▸ **What to work on**:
Find the lines below that contain the word "kind" and count them. Only the number should be given.

Page and application data records:
===
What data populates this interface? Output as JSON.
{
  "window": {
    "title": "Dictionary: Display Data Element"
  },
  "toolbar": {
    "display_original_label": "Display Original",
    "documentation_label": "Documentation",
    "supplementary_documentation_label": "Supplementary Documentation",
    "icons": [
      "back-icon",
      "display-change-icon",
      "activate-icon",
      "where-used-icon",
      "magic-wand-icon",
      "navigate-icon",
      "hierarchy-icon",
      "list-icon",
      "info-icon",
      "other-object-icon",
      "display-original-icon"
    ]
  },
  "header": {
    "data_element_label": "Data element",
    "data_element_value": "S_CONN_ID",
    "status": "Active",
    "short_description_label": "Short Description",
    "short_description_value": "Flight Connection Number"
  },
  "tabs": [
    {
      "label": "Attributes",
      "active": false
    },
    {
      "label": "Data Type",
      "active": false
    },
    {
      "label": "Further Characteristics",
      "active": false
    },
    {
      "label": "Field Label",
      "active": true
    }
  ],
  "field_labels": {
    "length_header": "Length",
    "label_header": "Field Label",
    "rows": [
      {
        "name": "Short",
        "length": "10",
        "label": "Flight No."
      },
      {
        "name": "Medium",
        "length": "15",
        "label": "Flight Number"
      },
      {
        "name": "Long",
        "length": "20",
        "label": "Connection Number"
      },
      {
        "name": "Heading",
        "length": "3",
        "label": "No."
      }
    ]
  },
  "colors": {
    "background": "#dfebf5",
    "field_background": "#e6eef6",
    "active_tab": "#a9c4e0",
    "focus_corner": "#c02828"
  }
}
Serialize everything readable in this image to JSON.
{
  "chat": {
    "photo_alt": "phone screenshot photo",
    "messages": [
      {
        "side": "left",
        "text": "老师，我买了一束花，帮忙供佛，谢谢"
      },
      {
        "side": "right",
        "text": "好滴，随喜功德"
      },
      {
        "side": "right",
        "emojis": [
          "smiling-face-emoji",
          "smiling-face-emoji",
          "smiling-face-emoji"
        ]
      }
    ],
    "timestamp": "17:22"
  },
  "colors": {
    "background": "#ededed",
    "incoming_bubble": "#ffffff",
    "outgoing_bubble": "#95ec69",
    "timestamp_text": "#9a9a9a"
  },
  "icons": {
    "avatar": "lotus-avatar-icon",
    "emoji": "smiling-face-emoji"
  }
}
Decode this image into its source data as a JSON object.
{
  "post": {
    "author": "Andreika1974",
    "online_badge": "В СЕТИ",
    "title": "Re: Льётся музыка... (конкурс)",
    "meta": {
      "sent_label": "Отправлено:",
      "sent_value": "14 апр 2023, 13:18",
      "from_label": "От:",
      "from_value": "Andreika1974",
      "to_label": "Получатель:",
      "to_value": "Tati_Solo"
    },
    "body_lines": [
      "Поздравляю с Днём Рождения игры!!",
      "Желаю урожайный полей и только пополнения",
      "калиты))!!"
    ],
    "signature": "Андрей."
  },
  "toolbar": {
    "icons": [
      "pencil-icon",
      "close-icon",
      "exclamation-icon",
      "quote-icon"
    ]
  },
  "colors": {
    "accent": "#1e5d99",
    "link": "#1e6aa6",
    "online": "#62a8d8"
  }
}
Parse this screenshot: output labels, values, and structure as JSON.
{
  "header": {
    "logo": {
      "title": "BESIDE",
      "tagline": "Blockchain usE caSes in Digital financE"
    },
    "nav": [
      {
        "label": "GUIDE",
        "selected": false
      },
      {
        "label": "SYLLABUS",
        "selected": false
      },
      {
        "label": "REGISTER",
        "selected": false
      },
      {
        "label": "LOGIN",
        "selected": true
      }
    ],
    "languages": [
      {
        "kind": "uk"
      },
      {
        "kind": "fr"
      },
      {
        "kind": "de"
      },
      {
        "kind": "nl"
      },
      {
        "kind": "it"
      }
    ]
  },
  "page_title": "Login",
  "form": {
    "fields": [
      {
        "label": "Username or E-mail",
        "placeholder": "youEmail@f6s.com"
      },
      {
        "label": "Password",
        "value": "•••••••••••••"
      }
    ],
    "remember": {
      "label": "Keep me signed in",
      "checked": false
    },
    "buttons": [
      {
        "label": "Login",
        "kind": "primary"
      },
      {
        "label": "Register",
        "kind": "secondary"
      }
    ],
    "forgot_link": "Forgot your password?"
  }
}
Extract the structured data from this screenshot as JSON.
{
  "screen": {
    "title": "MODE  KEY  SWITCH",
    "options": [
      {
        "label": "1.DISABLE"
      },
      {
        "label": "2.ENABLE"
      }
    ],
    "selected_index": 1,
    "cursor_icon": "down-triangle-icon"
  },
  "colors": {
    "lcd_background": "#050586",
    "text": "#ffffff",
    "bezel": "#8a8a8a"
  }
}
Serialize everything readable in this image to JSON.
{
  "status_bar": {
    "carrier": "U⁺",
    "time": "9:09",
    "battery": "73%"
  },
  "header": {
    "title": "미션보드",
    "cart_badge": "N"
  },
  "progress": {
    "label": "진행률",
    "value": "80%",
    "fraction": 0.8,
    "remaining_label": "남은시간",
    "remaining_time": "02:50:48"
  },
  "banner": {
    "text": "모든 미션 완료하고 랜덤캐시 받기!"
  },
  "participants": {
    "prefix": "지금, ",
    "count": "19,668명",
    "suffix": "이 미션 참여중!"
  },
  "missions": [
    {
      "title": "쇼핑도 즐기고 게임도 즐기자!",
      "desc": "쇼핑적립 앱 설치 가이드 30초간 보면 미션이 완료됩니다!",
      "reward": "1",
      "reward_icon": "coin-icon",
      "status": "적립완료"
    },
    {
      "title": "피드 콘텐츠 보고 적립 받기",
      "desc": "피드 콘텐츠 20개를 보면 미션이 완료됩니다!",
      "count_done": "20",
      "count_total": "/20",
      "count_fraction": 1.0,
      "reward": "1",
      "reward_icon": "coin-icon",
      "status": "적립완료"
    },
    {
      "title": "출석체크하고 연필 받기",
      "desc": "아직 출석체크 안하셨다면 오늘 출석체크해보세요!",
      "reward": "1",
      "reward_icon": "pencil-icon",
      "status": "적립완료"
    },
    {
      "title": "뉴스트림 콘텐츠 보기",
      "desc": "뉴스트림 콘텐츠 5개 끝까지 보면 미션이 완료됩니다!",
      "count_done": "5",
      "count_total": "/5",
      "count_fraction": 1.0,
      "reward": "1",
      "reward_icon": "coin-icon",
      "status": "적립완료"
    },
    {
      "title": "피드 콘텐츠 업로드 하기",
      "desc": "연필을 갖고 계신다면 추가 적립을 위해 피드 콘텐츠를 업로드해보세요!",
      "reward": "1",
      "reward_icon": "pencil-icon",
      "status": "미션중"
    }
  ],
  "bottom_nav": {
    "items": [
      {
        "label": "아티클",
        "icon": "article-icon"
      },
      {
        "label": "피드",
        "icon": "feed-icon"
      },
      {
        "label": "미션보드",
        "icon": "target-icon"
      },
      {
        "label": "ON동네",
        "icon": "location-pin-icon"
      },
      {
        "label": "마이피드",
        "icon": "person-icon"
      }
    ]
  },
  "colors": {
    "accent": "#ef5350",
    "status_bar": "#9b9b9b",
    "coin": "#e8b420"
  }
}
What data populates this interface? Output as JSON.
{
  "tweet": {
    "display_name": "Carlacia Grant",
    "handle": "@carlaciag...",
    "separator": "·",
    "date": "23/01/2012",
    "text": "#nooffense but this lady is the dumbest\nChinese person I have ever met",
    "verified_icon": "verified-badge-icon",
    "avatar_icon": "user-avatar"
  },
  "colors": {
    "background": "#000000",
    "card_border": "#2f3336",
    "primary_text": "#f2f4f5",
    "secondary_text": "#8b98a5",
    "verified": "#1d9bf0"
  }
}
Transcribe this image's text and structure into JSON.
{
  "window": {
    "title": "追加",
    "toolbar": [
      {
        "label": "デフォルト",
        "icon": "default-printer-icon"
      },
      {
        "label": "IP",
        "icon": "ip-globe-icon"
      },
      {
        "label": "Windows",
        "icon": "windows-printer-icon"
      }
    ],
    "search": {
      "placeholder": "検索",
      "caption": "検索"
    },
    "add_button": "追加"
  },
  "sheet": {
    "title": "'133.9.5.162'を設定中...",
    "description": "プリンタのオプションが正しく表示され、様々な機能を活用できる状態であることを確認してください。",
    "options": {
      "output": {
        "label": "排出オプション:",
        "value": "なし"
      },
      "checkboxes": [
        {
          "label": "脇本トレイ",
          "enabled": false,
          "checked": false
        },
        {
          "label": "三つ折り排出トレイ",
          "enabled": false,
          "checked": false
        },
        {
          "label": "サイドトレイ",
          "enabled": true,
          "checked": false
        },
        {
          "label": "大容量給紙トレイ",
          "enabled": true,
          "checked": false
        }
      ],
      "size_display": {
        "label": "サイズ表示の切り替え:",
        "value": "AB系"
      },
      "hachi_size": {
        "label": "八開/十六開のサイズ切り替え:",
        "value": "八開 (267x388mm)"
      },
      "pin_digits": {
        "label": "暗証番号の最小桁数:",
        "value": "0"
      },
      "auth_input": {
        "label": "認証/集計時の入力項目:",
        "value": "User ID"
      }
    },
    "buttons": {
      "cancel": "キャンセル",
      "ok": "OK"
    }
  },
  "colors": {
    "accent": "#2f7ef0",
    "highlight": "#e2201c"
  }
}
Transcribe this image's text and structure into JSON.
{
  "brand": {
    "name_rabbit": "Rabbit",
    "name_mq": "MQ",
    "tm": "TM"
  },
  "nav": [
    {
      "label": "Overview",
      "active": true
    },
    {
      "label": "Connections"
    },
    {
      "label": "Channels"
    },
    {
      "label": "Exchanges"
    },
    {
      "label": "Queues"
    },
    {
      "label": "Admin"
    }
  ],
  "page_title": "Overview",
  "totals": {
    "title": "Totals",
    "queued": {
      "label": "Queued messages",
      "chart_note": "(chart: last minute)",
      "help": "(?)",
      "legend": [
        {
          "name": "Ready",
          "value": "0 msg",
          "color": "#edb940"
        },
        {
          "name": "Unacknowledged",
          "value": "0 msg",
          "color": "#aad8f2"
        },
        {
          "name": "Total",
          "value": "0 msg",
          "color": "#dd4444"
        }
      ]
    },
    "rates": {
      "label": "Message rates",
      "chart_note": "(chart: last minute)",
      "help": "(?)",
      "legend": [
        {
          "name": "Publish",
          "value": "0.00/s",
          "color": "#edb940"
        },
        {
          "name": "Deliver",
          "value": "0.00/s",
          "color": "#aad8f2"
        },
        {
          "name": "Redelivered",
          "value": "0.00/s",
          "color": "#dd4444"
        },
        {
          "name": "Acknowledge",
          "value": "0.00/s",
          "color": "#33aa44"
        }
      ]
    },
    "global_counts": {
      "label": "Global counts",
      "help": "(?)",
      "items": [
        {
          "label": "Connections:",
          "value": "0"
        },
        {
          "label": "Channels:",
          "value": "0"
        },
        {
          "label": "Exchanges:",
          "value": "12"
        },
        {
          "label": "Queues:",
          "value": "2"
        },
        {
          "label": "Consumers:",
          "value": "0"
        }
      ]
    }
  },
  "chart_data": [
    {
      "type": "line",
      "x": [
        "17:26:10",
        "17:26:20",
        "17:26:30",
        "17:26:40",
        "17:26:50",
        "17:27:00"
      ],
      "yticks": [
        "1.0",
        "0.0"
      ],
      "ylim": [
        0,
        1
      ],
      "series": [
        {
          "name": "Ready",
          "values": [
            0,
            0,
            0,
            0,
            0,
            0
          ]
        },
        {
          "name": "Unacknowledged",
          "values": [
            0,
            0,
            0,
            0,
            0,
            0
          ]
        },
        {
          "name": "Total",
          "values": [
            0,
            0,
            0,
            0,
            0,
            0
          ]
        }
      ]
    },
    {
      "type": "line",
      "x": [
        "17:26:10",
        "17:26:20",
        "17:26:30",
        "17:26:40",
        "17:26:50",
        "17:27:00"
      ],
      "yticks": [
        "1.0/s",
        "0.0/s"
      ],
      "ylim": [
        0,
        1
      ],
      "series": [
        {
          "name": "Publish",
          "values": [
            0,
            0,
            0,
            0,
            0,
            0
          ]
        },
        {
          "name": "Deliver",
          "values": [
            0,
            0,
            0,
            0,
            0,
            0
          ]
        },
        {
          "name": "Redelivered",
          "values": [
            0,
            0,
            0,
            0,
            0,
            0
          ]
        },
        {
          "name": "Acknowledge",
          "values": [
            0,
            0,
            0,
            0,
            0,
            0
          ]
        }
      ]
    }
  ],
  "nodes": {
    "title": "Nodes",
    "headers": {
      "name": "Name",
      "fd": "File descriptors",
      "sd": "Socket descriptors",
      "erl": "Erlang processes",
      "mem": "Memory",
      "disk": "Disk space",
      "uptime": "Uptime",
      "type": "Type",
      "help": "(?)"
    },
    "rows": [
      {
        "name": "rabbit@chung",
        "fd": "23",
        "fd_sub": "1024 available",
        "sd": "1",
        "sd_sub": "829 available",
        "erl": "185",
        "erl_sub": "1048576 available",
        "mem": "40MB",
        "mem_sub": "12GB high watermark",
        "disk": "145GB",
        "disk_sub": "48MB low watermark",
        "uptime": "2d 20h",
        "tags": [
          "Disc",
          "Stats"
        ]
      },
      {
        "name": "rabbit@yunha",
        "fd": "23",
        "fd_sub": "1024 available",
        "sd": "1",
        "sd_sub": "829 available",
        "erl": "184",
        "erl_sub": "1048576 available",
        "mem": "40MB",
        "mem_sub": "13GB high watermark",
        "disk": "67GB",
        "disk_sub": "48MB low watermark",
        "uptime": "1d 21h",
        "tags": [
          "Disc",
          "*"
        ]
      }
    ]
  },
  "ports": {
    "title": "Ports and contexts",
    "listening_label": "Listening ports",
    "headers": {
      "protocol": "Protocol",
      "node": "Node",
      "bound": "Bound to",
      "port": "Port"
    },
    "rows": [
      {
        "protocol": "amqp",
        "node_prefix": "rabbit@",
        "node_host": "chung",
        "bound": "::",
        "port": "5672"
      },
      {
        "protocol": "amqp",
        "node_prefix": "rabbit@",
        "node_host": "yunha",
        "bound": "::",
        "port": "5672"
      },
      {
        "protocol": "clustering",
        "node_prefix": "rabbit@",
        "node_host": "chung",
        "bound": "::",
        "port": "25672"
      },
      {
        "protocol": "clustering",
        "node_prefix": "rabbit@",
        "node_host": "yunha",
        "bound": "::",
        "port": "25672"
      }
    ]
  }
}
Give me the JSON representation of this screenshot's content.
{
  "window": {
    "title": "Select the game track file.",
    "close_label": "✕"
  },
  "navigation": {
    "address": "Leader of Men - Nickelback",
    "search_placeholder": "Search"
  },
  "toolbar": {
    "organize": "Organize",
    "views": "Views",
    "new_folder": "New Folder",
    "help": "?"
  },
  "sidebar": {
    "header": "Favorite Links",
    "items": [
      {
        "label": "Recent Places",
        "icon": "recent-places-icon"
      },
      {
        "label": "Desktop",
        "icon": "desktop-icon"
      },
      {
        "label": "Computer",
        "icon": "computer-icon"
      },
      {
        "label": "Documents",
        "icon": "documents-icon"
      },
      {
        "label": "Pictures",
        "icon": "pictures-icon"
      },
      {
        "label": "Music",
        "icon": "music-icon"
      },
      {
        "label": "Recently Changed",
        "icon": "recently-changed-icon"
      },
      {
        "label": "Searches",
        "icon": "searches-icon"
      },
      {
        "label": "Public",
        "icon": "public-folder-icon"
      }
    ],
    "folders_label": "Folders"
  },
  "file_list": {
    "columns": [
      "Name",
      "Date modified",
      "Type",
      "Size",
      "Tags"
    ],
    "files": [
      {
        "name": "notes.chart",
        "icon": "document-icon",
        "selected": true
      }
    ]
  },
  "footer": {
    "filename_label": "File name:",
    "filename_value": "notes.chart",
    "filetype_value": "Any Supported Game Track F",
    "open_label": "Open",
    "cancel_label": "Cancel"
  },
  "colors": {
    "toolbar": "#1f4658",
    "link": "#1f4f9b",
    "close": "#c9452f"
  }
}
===
▸ **Exercise response**:
7